Records supplied:
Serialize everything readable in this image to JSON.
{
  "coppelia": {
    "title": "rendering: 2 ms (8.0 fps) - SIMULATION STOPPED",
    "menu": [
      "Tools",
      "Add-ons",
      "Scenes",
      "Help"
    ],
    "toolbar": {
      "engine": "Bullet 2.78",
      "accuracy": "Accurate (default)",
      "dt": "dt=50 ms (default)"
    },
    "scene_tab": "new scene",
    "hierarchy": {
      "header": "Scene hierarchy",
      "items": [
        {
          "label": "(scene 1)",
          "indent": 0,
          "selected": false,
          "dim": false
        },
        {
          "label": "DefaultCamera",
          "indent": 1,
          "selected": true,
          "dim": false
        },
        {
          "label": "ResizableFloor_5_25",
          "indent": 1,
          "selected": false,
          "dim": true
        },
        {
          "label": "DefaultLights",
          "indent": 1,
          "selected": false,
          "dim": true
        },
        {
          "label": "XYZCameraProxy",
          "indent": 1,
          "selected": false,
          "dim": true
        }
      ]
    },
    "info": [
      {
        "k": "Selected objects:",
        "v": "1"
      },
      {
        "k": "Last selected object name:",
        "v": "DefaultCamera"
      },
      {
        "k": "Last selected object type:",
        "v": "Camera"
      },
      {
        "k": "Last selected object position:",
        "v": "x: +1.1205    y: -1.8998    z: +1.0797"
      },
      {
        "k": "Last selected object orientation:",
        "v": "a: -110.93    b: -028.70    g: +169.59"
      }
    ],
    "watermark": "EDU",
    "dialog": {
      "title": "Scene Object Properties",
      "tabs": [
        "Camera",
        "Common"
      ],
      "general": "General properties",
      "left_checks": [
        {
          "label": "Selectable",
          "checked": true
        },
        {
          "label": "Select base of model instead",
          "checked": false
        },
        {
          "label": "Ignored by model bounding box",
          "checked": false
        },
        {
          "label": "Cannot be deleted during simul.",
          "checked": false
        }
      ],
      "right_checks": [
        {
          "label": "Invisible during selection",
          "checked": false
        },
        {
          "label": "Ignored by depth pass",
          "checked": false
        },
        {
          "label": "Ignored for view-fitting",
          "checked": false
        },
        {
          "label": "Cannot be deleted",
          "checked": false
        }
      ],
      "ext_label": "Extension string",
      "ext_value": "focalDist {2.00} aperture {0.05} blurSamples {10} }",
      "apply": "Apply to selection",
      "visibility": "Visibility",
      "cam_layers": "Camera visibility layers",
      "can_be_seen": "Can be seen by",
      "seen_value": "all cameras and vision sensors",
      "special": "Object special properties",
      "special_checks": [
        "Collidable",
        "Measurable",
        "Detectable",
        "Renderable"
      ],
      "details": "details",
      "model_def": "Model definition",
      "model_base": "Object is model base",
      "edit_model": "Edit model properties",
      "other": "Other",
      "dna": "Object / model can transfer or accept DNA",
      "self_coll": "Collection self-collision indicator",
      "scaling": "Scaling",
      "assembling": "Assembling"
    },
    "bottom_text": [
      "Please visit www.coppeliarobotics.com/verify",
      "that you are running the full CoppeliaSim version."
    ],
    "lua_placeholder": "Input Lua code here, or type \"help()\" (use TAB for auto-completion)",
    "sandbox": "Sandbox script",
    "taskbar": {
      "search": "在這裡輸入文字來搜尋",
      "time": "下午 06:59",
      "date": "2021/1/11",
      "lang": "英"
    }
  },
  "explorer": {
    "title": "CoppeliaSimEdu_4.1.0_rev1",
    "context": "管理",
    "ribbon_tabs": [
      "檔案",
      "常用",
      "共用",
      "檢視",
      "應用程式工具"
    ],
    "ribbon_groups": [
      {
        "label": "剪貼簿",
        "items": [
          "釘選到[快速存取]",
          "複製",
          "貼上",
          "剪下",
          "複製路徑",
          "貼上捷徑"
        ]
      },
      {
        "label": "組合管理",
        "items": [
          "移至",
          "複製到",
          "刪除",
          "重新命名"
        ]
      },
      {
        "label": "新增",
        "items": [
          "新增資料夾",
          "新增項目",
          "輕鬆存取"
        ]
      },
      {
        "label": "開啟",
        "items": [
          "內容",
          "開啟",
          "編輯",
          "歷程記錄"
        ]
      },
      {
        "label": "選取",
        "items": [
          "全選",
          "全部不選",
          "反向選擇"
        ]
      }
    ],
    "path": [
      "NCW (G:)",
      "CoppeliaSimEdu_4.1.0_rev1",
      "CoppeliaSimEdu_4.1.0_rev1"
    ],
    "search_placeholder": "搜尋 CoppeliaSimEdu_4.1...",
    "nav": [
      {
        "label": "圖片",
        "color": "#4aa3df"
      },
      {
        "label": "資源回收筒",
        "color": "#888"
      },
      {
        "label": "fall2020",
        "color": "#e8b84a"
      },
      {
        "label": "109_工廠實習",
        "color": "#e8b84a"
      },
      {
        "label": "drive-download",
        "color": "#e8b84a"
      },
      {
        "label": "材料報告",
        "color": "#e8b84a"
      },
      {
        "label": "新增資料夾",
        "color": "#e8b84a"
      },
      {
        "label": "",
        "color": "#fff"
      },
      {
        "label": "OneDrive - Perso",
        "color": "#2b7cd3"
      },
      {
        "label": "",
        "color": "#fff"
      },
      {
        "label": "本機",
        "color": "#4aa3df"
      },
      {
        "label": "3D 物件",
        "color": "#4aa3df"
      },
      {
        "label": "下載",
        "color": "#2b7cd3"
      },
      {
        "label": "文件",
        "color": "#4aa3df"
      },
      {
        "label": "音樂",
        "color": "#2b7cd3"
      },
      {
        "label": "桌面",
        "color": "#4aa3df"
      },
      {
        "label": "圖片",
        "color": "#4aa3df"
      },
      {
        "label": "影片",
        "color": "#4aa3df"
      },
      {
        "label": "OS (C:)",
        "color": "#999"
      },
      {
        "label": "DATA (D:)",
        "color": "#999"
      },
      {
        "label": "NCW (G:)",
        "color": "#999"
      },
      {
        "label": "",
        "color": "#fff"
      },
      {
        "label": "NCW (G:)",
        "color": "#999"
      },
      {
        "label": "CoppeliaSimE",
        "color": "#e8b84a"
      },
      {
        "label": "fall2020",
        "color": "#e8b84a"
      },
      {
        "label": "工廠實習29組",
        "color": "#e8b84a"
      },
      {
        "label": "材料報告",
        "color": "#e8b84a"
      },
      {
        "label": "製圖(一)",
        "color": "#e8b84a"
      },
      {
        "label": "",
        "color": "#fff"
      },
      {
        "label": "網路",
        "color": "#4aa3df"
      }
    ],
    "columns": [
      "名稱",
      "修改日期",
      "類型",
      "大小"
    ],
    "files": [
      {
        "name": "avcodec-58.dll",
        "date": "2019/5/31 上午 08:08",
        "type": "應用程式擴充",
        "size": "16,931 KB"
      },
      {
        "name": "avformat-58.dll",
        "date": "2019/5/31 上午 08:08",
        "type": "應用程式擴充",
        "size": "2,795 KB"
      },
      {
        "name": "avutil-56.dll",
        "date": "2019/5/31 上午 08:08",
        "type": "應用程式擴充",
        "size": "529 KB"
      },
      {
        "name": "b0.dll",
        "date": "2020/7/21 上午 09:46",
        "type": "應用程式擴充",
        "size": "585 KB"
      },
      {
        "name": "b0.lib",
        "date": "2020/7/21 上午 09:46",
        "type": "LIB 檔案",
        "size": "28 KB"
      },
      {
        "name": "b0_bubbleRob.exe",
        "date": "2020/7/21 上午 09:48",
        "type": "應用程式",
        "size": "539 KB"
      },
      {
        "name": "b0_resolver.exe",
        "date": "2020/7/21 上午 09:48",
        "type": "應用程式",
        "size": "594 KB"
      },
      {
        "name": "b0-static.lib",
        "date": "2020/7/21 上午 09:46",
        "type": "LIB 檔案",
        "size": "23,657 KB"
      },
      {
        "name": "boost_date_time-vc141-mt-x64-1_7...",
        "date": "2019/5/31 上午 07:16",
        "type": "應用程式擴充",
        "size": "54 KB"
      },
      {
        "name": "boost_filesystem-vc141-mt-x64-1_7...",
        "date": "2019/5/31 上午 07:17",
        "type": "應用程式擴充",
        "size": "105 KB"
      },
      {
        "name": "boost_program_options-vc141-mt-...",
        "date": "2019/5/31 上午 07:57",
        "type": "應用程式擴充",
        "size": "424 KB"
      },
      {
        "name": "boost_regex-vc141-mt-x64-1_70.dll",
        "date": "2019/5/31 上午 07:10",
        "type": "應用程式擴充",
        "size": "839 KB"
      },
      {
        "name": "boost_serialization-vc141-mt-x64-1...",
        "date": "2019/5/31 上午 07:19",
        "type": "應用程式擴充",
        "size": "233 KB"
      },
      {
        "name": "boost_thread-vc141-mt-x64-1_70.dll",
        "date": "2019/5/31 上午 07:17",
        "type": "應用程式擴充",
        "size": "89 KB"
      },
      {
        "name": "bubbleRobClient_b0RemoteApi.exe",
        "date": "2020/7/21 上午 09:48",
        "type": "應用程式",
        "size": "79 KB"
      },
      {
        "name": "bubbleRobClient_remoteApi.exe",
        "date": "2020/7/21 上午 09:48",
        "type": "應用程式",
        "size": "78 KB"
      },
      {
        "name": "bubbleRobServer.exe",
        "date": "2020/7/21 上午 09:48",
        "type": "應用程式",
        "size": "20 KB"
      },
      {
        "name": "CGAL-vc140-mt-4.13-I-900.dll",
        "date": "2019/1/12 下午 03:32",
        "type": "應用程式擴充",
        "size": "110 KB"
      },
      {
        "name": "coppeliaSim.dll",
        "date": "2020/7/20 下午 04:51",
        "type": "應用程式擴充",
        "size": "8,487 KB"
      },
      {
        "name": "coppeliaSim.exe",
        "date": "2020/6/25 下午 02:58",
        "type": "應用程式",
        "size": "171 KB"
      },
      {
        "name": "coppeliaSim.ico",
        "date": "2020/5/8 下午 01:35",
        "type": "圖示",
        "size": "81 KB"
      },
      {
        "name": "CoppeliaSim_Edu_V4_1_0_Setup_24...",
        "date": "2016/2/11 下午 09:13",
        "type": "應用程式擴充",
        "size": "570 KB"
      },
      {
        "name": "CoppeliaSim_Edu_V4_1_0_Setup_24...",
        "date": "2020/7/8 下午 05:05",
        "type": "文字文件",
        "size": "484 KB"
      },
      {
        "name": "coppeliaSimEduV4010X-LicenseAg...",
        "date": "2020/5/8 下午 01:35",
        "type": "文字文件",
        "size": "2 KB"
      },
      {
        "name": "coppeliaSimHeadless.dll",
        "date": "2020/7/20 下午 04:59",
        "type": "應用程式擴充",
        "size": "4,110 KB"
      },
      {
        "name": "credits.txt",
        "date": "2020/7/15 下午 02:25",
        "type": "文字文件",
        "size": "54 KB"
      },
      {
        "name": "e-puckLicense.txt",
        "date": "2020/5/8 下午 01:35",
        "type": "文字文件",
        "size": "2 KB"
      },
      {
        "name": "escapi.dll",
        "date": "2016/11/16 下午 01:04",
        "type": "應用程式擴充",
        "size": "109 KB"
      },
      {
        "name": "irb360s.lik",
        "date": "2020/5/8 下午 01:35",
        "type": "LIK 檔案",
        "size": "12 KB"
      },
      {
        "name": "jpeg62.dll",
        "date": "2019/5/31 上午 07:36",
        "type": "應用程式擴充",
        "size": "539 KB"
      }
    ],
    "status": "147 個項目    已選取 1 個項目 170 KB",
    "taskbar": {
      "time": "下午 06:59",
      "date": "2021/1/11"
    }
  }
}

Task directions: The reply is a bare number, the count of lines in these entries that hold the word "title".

Worked solution: 3